Benzamide is an off-white solid with the chemical formula of C7H7NO. It is a derivative of benzoic acid. It is slightly soluble in water, and soluble in many organic solvents.

Chemical derivatives[edit]

A number of substituted benzamides exist, including:

See also[edit]

References[edit]

  1. ^ Nomenclature of Organic Chemistry : IUPAC Recommendations and Preferred Names 2013 (Blue Book). Cambridge: The Royal Society of Chemistry. 2014. p. 841. doi:10.1039/9781849733069-FP001. ISBN 978-0-85404-182-4.
  2. ^ Haynes, William M., ed. (2016). CRC Handbook of Chemistry and Physics (97th ed.). CRC Press. p. 5–89. ISBN 978-1498754286.
  3. ^ Bordwell, Frederick G.; Ji, Guo Zhen (October 1991). "Effects of structural changes on acidities and homolytic bond dissociation energies of the hydrogen-nitrogen bonds in amidines, carboxamides, and thiocarboxamides". Journal of the American Chemical Society. 113 (22): 8398–8401. doi:10.1021/ja00022a029.
  4. ^ Singh, K. N. & Merchant, Kavita (2012). "The Agrochemical Industry, Annex 17.1". In Kent, James A. (ed.). Handbook of Industrial Chemistry and Biotechnology.
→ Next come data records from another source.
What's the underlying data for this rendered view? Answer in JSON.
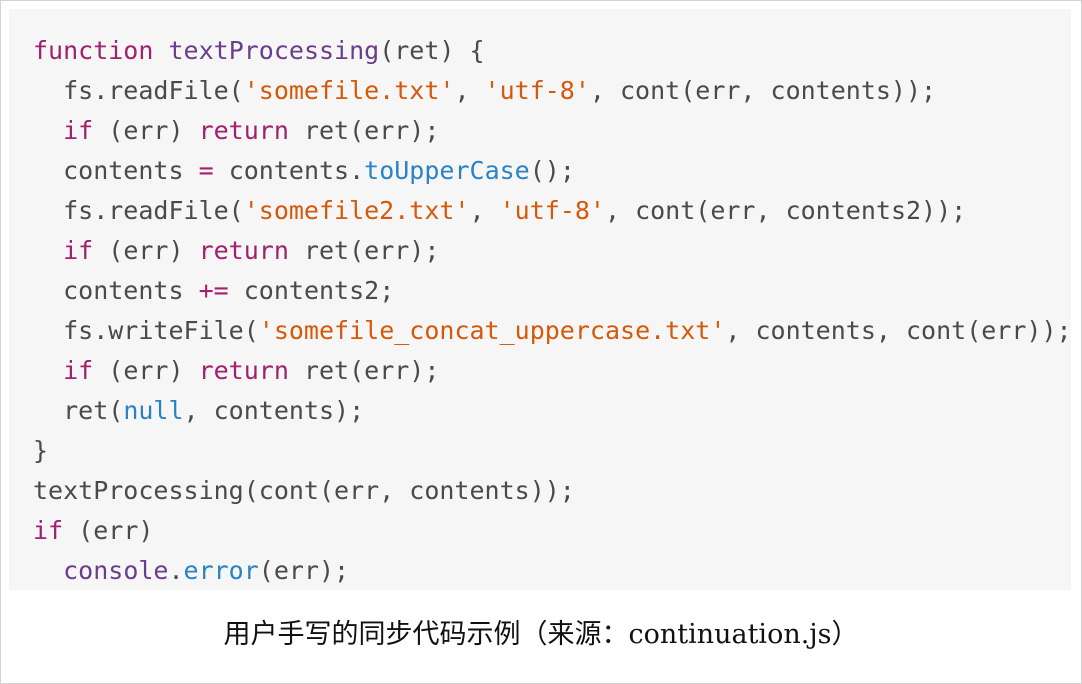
{
  "code": {
    "lines": [
      [
        [
          "kw",
          "function"
        ],
        [
          "plain",
          " "
        ],
        [
          "fn",
          "textProcessing"
        ],
        [
          "plain",
          "(ret) {"
        ]
      ],
      [
        [
          "plain",
          "  fs.readFile("
        ],
        [
          "str",
          "'somefile.txt'"
        ],
        [
          "plain",
          ", "
        ],
        [
          "str",
          "'utf-8'"
        ],
        [
          "plain",
          ", cont(err, contents));"
        ]
      ],
      [
        [
          "plain",
          "  "
        ],
        [
          "kw",
          "if"
        ],
        [
          "plain",
          " (err) "
        ],
        [
          "kw",
          "return"
        ],
        [
          "plain",
          " ret(err);"
        ]
      ],
      [
        [
          "plain",
          "  contents "
        ],
        [
          "op",
          "="
        ],
        [
          "plain",
          " contents."
        ],
        [
          "method",
          "toUpperCase"
        ],
        [
          "plain",
          "();"
        ]
      ],
      [
        [
          "plain",
          "  fs.readFile("
        ],
        [
          "str",
          "'somefile2.txt'"
        ],
        [
          "plain",
          ", "
        ],
        [
          "str",
          "'utf-8'"
        ],
        [
          "plain",
          ", cont(err, contents2));"
        ]
      ],
      [
        [
          "plain",
          "  "
        ],
        [
          "kw",
          "if"
        ],
        [
          "plain",
          " (err) "
        ],
        [
          "kw",
          "return"
        ],
        [
          "plain",
          " ret(err);"
        ]
      ],
      [
        [
          "plain",
          "  contents "
        ],
        [
          "op",
          "+="
        ],
        [
          "plain",
          " contents2;"
        ]
      ],
      [
        [
          "plain",
          "  fs.writeFile("
        ],
        [
          "str",
          "'somefile_concat_uppercase.txt'"
        ],
        [
          "plain",
          ", contents, cont(err));"
        ]
      ],
      [
        [
          "plain",
          "  "
        ],
        [
          "kw",
          "if"
        ],
        [
          "plain",
          " (err) "
        ],
        [
          "kw",
          "return"
        ],
        [
          "plain",
          " ret(err);"
        ]
      ],
      [
        [
          "plain",
          "  ret("
        ],
        [
          "lit",
          "null"
        ],
        [
          "plain",
          ", contents);"
        ]
      ],
      [
        [
          "plain",
          "}"
        ]
      ],
      [
        [
          "plain",
          "textProcessing(cont(err, contents));"
        ]
      ],
      [
        [
          "kw",
          "if"
        ],
        [
          "plain",
          " (err)"
        ]
      ],
      [
        [
          "plain",
          "  "
        ],
        [
          "builtin",
          "console"
        ],
        [
          "plain",
          "."
        ],
        [
          "method",
          "error"
        ],
        [
          "plain",
          "(err);"
        ]
      ]
    ]
  },
  "caption": "用户手写的同步代码示例（来源：continuation.js）",
  "colors": {
    "code_background": "#f6f6f6",
    "keyword": "#a0216c",
    "function_name": "#6a3e8d",
    "string": "#d4590b",
    "method": "#2b82c4",
    "literal": "#2b82c4",
    "plain": "#4a4a4a"
  }
}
New York: Springer Verlag. pp. 643–698 page 693. doi:10.1007/978-1-4614-4259-2_17.

External links[edit]